North Seattle College has put forward a plan to offer nearly 200 affordable housing units for community members on its campus. But first it must negotiate a highly specific leasing arrangement with developers and win the approval of its trustees and the state community and technical colleges board.

Though more than a dozen Washington state community and technical colleges offer some form of housing on or near campuses, North Seattle is not proposing dormitories. It’s pursuing a plan to offer affordable apartments and increase college enrollment amid a development boom in the city’s Northgate neighborhood. 

The neighborhood is changing fast, with the arrival of the Seattle Kraken pro hockey franchise and opening of the Northgate light-rail station and pedestrian-bicycle bridge over the I-5 freeway last fall. 

“We’re in a dynamic community right now, growing by leaps and bounds,” said North Seattle College President Chemene Crawford during a Tuesday afternoon meeting with the State Board for Community and Technical Colleges (SBCTC). 

“We’re no longer a sleepy, quiet little neighborhood. We can no longer be a sleepy, quiet little college,” she said. 

The college has proposed leasing a 2.26-acre parcel of land located on the southwest corner of campus for development by the Chief Seattle Club, a Native American-led housing and human services agency, and Bellwether Housing, an affordable housing nonprofit. The two agencies would be responsible for financing, developing and operating the housing project and 67 tenant parking spaces. The term of lease would be 87 years, including two years of construction. 


Though units would be open to all who qualify for affordable housing, the college hopes to serve members of the American Indian and Alaska Native communities. When the college first went to SBCTC in March 2021, the initial proposal included the construction of a free-standing 5,000-square-foot Coast Salish longhouse. But Crawford said Tuesday there wasn’t an agreement among community partners about who would run cultural programs in the longhouse. 

Reconfigured plans now feature an “Intellectual House,” described as “a multi-service/multi-cultural learning and gathering space.” It will be situated on the first floor of the complex with its own dedicated entrance on the north side of the facility, separate from the entrance to the housing portion of the building. The Intellectual House would be operated and maintained by North Seattle College.

SBCTC members raised questions about the extensive term and management of the lease, whether it was the best use of the land, terms of labor practices for the project and mitigation of environmental impact, but ultimately passed a resolution giving the college the green light to enter negotiations. The Seattle Colleges board of trustees — which oversees North Seattle College — will have to approve the terms of the lease before it returns to SBCTC for approval. 

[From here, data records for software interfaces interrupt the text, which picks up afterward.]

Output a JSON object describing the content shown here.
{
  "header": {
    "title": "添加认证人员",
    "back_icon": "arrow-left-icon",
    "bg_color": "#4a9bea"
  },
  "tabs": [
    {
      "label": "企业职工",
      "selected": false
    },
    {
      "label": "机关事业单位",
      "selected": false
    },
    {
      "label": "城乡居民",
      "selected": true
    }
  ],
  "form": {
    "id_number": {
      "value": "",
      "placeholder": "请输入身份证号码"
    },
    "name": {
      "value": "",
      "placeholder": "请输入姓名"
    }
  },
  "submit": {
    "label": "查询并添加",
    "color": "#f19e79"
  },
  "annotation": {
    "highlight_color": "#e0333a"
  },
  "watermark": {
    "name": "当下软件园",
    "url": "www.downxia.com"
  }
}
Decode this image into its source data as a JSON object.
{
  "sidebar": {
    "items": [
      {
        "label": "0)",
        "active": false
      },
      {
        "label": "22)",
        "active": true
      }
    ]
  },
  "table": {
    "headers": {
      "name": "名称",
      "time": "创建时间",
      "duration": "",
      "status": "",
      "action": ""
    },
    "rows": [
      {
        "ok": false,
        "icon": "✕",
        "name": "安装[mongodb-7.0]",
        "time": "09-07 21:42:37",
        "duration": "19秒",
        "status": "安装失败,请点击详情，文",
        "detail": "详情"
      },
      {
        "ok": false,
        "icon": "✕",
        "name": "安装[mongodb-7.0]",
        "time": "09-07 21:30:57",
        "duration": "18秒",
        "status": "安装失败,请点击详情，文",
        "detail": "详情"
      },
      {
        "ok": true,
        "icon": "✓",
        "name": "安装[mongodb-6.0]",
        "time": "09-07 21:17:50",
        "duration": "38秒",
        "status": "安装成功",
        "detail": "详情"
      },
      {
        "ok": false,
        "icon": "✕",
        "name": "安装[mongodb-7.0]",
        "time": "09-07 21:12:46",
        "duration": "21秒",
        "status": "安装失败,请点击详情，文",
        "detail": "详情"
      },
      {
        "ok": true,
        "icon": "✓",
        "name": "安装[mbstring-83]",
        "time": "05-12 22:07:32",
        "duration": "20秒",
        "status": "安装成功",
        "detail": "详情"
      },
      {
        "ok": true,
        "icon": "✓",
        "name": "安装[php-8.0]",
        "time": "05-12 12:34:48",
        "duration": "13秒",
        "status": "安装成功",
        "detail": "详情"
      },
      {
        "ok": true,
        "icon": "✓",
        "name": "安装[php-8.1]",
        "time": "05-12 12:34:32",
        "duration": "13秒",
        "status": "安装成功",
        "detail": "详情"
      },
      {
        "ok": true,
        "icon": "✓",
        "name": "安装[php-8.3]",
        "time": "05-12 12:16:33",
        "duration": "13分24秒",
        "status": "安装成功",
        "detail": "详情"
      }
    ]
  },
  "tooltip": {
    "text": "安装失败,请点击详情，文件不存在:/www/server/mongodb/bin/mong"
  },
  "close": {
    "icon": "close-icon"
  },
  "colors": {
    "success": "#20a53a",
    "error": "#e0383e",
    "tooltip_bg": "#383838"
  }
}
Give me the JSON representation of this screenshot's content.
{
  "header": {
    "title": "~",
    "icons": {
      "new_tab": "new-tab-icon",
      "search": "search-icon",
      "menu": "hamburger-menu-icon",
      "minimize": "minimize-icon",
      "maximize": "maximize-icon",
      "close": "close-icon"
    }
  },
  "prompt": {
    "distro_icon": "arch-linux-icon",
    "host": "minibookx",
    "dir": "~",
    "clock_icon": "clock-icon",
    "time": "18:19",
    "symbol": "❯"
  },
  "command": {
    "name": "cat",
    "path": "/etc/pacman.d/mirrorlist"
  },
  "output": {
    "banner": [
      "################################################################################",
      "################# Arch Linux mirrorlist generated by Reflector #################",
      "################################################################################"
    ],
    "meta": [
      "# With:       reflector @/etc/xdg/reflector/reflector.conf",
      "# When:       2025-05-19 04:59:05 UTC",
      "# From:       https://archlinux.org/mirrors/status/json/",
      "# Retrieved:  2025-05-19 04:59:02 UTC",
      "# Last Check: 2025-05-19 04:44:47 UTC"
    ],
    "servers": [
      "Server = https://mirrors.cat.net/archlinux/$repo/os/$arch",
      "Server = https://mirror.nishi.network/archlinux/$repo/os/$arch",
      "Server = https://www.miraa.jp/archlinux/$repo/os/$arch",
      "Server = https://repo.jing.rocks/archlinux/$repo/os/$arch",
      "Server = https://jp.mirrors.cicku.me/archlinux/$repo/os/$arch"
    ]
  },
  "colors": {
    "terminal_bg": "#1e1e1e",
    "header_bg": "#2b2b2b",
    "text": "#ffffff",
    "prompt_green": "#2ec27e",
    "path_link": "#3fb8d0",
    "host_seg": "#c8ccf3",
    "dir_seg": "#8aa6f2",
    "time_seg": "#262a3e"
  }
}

Crawford said she believes this project is the best use for the land, which she said community members currently use as an unofficial dog park, and is aligned with the college’s mission and purpose of supporting students and community members. 

“If we sold that land, we could have a minimart next to us and have zero control of what happens here,” the college president said. She added that the college still has land that could be designated for campus expansion if needed. 

Terence Hsiao, vice chancellor for finance and operations, noted that the college has experienced an approximately 30% decline in enrollment and that the pandemic has also affected students’ preferences toward learning in-person. 


“We feel very comfortable that we’re not putting our growth and ability to serve our students 80-90 years from now at risk,” he said. 

Crawford said that affordable housing projects “are popping up” all over the area. Earlier this month, the city announced a $22 million investment toward establishing 267 rent- and income-restricted homes in the Northgate and South Park neighborhoods.

But she described the North Seattle College project as a harbinger for educational advancement. “This gives us the opportunity to … meet the students in our community where they are. This will help the college thrive, rebuild enrollment and move forward.”